Inflation, as measured by the Consumer Prices Index (CPI), currently stands at 2.80%; savers who receive interest, after tax, of less than this figure, will see the real value of their savings shrink. Since the financial crisis savers have been hit by low interest rates, but the situation has been made worse by relatively high inflation and cuts to savings rates, following the launch of the Funding for Lending Scheme just over a year ago.
For months now, most savers have found it impossible to beat inflation, with the only option for taxpayers being a Cash ISA (Individual Savings Account) from First Direct, paying 3.00% AER. However, the minimum balance of £40,000 required to get this rate, made it impractical for many. Furthermore, savers with this account were recently dealt a blow, when First Direct announced that from 1st November it would be cutting rates for savers with larger balances; rather than paying 3.00% AER the rate will be cut to 2.00%.
Inflation beating accounts from the Leeds Building Society
However, the Leeds Building Society has recently launched two new accounts which should help savers get a ‘real return’, providing they are happy to tie up their capital for five years and of course, inflation doesn’t rise.
The Cash ISA has a minimum opening balance of just £1, whilst £100 is needed to open the five year fixed rate bond, making them both accessible for most savers.

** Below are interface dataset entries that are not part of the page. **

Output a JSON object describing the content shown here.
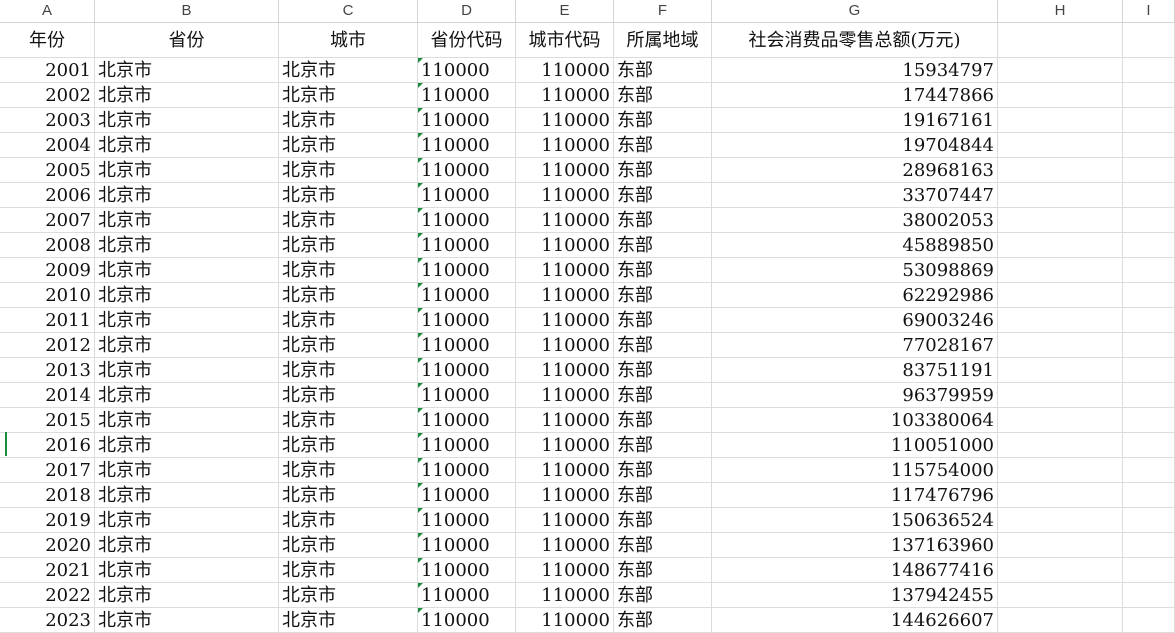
{
  "columns": [
    "A",
    "B",
    "C",
    "D",
    "E",
    "F",
    "G",
    "H",
    "I"
  ],
  "header": {
    "year": "年份",
    "province": "省份",
    "city": "城市",
    "province_code": "省份代码",
    "city_code": "城市代码",
    "region": "所属地域",
    "retail_sales": "社会消费品零售总额(万元)"
  },
  "rows": [
    {
      "year": "2001",
      "province": "北京市",
      "city": "北京市",
      "province_code": "110000",
      "city_code": "110000",
      "region": "东部",
      "retail_sales": "15934797"
    },
    {
      "year": "2002",
      "province": "北京市",
      "city": "北京市",
      "province_code": "110000",
      "city_code": "110000",
      "region": "东部",
      "retail_sales": "17447866"
    },
    {
      "year": "2003",
      "province": "北京市",
      "city": "北京市",
      "province_code": "110000",
      "city_code": "110000",
      "region": "东部",
      "retail_sales": "19167161"
    },
    {
      "year": "2004",
      "province": "北京市",
      "city": "北京市",
      "province_code": "110000",
      "city_code": "110000",
      "region": "东部",
      "retail_sales": "19704844"
    },
    {
      "year": "2005",
      "province": "北京市",
      "city": "北京市",
      "province_code": "110000",
      "city_code": "110000",
      "region": "东部",
      "retail_sales": "28968163"
    },
    {
      "year": "2006",
      "province": "北京市",
      "city": "北京市",
      "province_code": "110000",
      "city_code": "110000",
      "region": "东部",
      "retail_sales": "33707447"
    },
    {
      "year": "2007",
      "province": "北京市",
      "city": "北京市",
      "province_code": "110000",
      "city_code": "110000",
      "region": "东部",
      "retail_sales": "38002053"
    },
    {
      "year": "2008",
      "province": "北京市",
      "city": "北京市",
      "province_code": "110000",
      "city_code": "110000",
      "region": "东部",
      "retail_sales": "45889850"
    },
    {
      "year": "2009",
      "province": "北京市",
      "city": "北京市",
      "province_code": "110000",
      "city_code": "110000",
      "region": "东部",
      "retail_sales": "53098869"
    },
    {
      "year": "2010",
      "province": "北京市",
      "city": "北京市",
      "province_code": "110000",
      "city_code": "110000",
      "region": "东部",
      "retail_sales": "62292986"
    },
    {
      "year": "2011",
      "province": "北京市",
      "city": "北京市",
      "province_code": "110000",
      "city_code": "110000",
      "region": "东部",
      "retail_sales": "69003246"
    },
    {
      "year": "2012",
      "province": "北京市",
      "city": "北京市",
      "province_code": "110000",
      "city_code": "110000",
      "region": "东部",
      "retail_sales": "77028167"
    },
    {
      "year": "2013",
      "province": "北京市",
      "city": "北京市",
      "province_code": "110000",
      "city_code": "110000",
      "region": "东部",
      "retail_sales": "83751191"
    },
    {
      "year": "2014",
      "province": "北京市",
      "city": "北京市",
      "province_code": "110000",
      "city_code": "110000",
      "region": "东部",
      "retail_sales": "96379959"
    },
    {
      "year": "2015",
      "province": "北京市",
      "city": "北京市",
      "province_code": "110000",
      "city_code": "110000",
      "region": "东部",
      "retail_sales": "103380064"
    },
    {
      "year": "2016",
      "province": "北京市",
      "city": "北京市",
      "province_code": "110000",
      "city_code": "110000",
      "region": "东部",
      "retail_sales": "110051000"
    },
    {
      "year": "2017",
      "province": "北京市",
      "city": "北京市",
      "province_code": "110000",
      "city_code": "110000",
      "region": "东部",
      "retail_sales": "115754000"
    },
    {
      "year": "2018",
      "province": "北京市",
      "city": "北京市",
      "province_code": "110000",
      "city_code": "110000",
      "region": "东部",
      "retail_sales": "117476796"
    },
    {
      "year": "2019",
      "province": "北京市",
      "city": "北京市",
      "province_code": "110000",
      "city_code": "110000",
      "region": "东部",
      "retail_sales": "150636524"
    },
    {
      "year": "2020",
      "province": "北京市",
      "city": "北京市",
      "province_code": "110000",
      "city_code": "110000",
      "region": "东部",
      "retail_sales": "137163960"
    },
    {
      "year": "2021",
      "province": "北京市",
      "city": "北京市",
      "province_code": "110000",
      "city_code": "110000",
      "region": "东部",
      "retail_sales": "148677416"
    },
    {
      "year": "2022",
      "province": "北京市",
      "city": "北京市",
      "province_code": "110000",
      "city_code": "110000",
      "region": "东部",
      "retail_sales": "137942455"
    },
    {
      "year": "2023",
      "province": "北京市",
      "city": "北京市",
      "province_code": "110000",
      "city_code": "110000",
      "region": "东部",
      "retail_sales": "144626607"
    }
  ],
  "colors": {
    "grid": "#dcdcdc",
    "text_warning_triangle": "#1e8a3c",
    "selection_marker": "#1e8a3c"
  }
}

However, whilst the accounts are likely to initially be attractive to savers looking to beat inflation there are drawbacks:
- Savers need to be sure they can tie their savings up for the full five years as no early access it allowed
- Whilst the accounts currently beat inflation for ISA investors and non-taxpayers, a small rise in inflation would wipe out the ‘real return’
- The Bank of England has indicated interest rates are likely to stay low for at least another three years, however this prediction has been treated with some scepticism, with many experts predicting an earlier increase, which could leave savers who have tied up their funds stranded in uncompetitive accounts
- The new accounts from the Leeds Building Society will not help taxpayers receive an above inflation rate of interest; after tax has been deducted the rate offered is still below inflation
Savers who are prepared to tie up their capital for five years should also consider Shawbrook Bank’s five year fixed rate bond, which, like the Leeds Building Society, pays 3.00% gross. A minimum of £5,000 is needed to open the account and again, capital is tied up for five years.